Dean T. Jamison print  

Jamison is a professor at the University of California, San Francisco and an affiliate of UCSF Global Health Sciences. Jamison concurrently serves as an Adjunct Professor in the Peking University Guanghua School of Management. Jamison previously spent many years at the World Bank where he was a senior economist in the research department, division chief for education policy, and division chief for population, health and nutrition. In 1992-93 he temporarily rejoined the World Bank to serve as Director of the World Development Report Office and as lead author for the Bank’s 1993 World Development Report, Investing in Health. His publications are in the areas of economic theory, public health and education. Most recently Jamison has served as the Senior Editor for the Disease Control Priorities Project, where he was involved with preparation of Disease Control Priorities in Developing Countries, 2nd edition, and The Global Burden of Disease and Risk Factors, both published by Oxford University Press in early 2006. Jamison studied at Stanford (A.B., Philosophy; M.S., Engineering Sciences) and at Harvard (Ph.D., Economics, under K.J. Arrow). In 1994 he was elected to membership in the Institute of Medicine of the U.S. National Academy of Sciences.
Disease Control Priorities in Developing Countries: Progress and Challenges
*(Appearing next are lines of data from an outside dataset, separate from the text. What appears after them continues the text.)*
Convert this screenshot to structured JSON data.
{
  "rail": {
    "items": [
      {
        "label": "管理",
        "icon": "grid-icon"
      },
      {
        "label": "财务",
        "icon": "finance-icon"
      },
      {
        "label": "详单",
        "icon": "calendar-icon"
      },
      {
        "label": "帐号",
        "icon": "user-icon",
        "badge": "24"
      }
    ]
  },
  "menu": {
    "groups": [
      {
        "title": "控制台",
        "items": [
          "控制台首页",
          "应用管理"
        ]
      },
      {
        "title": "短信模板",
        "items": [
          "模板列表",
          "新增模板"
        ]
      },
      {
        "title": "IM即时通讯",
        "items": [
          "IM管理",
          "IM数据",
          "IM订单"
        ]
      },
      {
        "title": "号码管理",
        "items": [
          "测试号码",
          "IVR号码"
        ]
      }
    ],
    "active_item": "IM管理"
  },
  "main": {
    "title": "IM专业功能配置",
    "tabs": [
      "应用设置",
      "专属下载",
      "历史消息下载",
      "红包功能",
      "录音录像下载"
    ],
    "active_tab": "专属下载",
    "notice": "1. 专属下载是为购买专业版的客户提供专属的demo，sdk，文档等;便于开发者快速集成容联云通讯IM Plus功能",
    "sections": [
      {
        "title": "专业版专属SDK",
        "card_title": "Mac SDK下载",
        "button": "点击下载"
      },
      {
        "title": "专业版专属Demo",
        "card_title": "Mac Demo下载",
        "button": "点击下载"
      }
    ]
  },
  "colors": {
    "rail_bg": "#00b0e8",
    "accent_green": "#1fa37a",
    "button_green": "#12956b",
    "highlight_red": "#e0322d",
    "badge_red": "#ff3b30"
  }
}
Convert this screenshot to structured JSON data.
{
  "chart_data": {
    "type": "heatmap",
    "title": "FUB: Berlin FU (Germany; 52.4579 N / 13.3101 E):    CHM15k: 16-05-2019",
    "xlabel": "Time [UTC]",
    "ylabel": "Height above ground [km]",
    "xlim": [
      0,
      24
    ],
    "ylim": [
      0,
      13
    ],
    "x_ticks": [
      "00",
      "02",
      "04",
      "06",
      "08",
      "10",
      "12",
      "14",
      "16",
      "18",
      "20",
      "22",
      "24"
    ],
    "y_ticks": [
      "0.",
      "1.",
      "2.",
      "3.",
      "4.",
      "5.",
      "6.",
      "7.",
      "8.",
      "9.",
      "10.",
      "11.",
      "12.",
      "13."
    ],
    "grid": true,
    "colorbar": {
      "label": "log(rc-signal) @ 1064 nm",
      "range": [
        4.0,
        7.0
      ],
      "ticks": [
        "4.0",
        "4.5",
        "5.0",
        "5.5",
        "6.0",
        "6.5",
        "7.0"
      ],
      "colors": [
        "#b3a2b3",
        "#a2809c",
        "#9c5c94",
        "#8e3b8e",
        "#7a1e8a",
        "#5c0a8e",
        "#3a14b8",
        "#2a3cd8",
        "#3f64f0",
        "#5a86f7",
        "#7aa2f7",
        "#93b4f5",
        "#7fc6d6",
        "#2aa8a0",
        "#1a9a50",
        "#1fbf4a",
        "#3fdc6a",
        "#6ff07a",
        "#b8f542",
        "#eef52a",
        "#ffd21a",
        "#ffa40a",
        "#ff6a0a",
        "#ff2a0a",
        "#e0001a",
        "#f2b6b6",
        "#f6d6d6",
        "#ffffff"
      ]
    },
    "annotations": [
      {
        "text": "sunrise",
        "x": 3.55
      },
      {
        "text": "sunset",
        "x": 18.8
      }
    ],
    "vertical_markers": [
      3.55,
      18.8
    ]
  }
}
Since 1960 life expectancy high-income countries has increased at a rate of 2.3 years per decades. Low- and middle-income countries have been closing the gap with high-income countries by increasing their life expectancy at a rate of 6.5 years per decade. These health improvements have yielded measurable and significant macroeconomic and demographic consequences. Four challenges, however, potentially threaten the remarkable accomplishments in health of recent decades: AIDS; H5N1; rapid growth in costly non-communicable diseases; and substantial populations that have failed to share in more general health gains. The Disease Control Priorities Project is a collaborative effort to distill and disseminate evidence to assist countries in meeting these challenges. DCPP results area now available and will be presented in this session.